“I can’t handicap how likely it is that they would do this, or how seriously they are looking at it right now,” said Scott Olson, executive director of the Community Home Lenders Association, which lobbies on behalf of nonbank lenders. “The last time there was no real public indication that they were seriously looking at it.”
Olson said the administration has no reason not to lower the premiums. Credit scores of the average FHA borrower strengthened slightly in 2015, and serious delinquencies declined to 5.86 percent, the lowest level since last decade’s financial crisis.

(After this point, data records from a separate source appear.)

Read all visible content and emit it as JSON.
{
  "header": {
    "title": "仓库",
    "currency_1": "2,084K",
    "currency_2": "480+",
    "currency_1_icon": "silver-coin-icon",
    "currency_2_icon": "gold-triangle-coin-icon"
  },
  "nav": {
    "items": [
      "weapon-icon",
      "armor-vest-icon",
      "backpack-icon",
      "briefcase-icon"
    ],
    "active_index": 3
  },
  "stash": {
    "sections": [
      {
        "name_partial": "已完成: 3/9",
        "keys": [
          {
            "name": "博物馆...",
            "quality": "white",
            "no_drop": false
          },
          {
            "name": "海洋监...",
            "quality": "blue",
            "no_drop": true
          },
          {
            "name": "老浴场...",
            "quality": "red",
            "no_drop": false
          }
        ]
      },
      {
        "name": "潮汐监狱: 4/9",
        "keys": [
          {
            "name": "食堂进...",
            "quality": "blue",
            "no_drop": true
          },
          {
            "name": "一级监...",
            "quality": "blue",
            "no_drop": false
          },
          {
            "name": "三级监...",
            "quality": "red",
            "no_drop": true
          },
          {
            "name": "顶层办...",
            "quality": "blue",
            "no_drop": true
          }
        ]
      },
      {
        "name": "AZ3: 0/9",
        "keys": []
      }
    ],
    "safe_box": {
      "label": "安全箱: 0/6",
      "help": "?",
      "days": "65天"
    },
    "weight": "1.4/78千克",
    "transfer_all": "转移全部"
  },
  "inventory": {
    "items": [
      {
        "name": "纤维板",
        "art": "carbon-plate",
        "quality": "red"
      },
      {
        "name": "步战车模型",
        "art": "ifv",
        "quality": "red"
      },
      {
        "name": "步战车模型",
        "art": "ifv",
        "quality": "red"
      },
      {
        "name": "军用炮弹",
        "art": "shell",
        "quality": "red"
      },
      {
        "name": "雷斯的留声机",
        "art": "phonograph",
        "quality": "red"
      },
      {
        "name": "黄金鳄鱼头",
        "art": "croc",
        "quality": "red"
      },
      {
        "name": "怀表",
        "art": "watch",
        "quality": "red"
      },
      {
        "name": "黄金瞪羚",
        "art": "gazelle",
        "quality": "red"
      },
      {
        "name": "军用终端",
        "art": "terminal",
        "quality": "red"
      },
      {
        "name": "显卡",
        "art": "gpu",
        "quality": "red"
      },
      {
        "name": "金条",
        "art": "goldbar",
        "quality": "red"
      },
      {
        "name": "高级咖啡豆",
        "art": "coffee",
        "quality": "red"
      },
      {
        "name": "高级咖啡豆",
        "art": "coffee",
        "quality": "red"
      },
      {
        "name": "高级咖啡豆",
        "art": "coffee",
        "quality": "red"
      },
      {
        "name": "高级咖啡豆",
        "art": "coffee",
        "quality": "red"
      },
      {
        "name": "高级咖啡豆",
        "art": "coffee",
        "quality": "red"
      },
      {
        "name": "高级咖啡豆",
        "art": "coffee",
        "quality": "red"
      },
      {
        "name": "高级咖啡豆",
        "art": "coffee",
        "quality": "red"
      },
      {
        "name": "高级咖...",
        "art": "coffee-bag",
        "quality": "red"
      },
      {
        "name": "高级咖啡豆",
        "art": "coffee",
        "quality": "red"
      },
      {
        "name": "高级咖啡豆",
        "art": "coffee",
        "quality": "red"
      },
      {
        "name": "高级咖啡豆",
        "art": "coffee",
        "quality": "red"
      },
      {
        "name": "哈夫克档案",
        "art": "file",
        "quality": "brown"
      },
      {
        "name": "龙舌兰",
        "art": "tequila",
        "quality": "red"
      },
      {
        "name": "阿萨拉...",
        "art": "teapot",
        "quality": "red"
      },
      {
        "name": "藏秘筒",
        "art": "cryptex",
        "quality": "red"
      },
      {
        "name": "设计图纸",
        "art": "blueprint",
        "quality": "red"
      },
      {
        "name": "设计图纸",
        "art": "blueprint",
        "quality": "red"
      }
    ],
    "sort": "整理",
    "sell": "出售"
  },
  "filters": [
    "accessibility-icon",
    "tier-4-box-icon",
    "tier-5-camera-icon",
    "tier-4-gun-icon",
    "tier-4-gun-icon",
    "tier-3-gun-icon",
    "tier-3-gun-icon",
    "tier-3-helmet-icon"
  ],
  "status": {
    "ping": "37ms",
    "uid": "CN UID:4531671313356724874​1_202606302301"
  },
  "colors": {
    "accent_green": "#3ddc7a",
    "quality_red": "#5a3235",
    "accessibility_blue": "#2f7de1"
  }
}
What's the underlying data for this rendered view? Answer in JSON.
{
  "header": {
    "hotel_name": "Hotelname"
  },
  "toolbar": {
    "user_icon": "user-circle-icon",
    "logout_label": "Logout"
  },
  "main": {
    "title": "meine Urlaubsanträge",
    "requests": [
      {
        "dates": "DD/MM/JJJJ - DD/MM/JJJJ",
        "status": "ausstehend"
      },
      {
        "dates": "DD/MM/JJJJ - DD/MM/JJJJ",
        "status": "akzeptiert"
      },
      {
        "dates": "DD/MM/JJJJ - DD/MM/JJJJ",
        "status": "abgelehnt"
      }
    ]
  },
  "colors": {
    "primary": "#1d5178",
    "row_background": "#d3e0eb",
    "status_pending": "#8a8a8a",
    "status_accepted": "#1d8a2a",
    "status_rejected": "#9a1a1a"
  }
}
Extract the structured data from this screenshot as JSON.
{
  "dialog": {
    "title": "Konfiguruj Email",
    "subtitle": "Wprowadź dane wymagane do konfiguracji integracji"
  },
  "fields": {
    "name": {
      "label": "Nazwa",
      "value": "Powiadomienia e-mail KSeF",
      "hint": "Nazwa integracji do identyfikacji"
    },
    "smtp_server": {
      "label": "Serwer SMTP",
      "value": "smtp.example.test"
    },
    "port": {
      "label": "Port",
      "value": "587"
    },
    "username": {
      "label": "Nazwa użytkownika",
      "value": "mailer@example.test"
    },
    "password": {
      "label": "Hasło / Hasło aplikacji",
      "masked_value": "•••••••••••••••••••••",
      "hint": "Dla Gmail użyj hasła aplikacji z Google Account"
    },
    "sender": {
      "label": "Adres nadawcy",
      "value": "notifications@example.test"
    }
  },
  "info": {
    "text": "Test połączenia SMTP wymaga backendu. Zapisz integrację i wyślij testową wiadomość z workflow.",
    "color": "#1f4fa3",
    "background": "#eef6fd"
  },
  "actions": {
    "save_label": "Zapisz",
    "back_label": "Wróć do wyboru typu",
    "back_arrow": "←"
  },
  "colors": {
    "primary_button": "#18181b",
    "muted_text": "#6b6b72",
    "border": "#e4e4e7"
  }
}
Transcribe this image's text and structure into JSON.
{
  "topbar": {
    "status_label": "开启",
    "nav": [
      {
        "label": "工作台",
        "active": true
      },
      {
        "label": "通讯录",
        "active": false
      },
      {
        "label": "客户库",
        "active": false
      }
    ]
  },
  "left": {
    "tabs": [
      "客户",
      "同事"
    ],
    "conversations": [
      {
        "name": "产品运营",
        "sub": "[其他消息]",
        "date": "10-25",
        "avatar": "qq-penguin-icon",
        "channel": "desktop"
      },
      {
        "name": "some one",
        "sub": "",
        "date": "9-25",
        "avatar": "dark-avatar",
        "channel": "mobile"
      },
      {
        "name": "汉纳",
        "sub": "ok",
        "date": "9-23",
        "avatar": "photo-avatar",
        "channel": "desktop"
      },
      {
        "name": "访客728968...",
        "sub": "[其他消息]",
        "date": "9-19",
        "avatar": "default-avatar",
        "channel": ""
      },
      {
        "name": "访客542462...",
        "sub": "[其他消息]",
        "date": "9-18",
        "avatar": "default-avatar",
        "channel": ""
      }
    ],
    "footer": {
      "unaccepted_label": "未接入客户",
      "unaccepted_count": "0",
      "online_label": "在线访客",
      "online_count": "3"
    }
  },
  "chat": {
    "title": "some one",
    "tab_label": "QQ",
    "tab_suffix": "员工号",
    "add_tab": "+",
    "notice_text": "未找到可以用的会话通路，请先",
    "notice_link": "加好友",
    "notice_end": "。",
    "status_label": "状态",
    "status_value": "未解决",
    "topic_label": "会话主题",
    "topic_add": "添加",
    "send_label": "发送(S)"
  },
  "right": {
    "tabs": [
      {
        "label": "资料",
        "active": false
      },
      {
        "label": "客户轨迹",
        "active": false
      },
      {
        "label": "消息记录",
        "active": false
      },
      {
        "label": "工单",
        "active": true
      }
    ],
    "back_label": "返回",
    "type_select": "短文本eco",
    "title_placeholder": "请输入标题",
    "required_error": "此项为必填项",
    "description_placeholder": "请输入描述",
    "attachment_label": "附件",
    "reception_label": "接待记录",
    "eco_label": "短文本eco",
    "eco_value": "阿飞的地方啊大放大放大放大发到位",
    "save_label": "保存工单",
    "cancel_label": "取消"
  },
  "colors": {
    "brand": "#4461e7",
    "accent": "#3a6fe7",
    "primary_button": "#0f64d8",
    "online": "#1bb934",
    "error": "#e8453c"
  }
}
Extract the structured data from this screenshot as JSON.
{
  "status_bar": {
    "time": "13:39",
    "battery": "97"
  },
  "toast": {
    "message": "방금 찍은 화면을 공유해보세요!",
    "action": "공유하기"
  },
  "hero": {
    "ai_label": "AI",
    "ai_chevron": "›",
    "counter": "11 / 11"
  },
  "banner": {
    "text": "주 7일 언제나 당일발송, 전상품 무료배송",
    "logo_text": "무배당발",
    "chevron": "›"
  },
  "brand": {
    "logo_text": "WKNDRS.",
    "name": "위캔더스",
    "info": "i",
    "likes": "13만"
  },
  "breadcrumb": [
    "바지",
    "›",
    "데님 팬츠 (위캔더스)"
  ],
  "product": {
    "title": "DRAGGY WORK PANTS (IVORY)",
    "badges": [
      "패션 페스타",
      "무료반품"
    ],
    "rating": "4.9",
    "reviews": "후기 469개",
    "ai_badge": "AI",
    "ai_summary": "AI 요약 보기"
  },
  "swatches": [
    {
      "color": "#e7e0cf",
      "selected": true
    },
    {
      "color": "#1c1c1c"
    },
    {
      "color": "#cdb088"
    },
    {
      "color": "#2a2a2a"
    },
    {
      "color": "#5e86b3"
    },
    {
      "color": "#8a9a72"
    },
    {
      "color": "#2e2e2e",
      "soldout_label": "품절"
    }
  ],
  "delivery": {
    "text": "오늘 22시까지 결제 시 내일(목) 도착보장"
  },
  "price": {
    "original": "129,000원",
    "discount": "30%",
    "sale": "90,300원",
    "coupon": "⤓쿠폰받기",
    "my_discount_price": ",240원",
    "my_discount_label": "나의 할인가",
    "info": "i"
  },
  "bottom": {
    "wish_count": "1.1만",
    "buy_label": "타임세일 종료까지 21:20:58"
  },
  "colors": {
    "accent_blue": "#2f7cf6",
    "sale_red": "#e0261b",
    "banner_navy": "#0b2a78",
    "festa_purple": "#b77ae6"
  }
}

“The evidence from the last move was that it was extremely successful in terms of creating more volume; that is, making loans more affordable to borrowers,” Olson said. “We already know that this worked. The second part of that is that the fundamentals of FHA are strong.”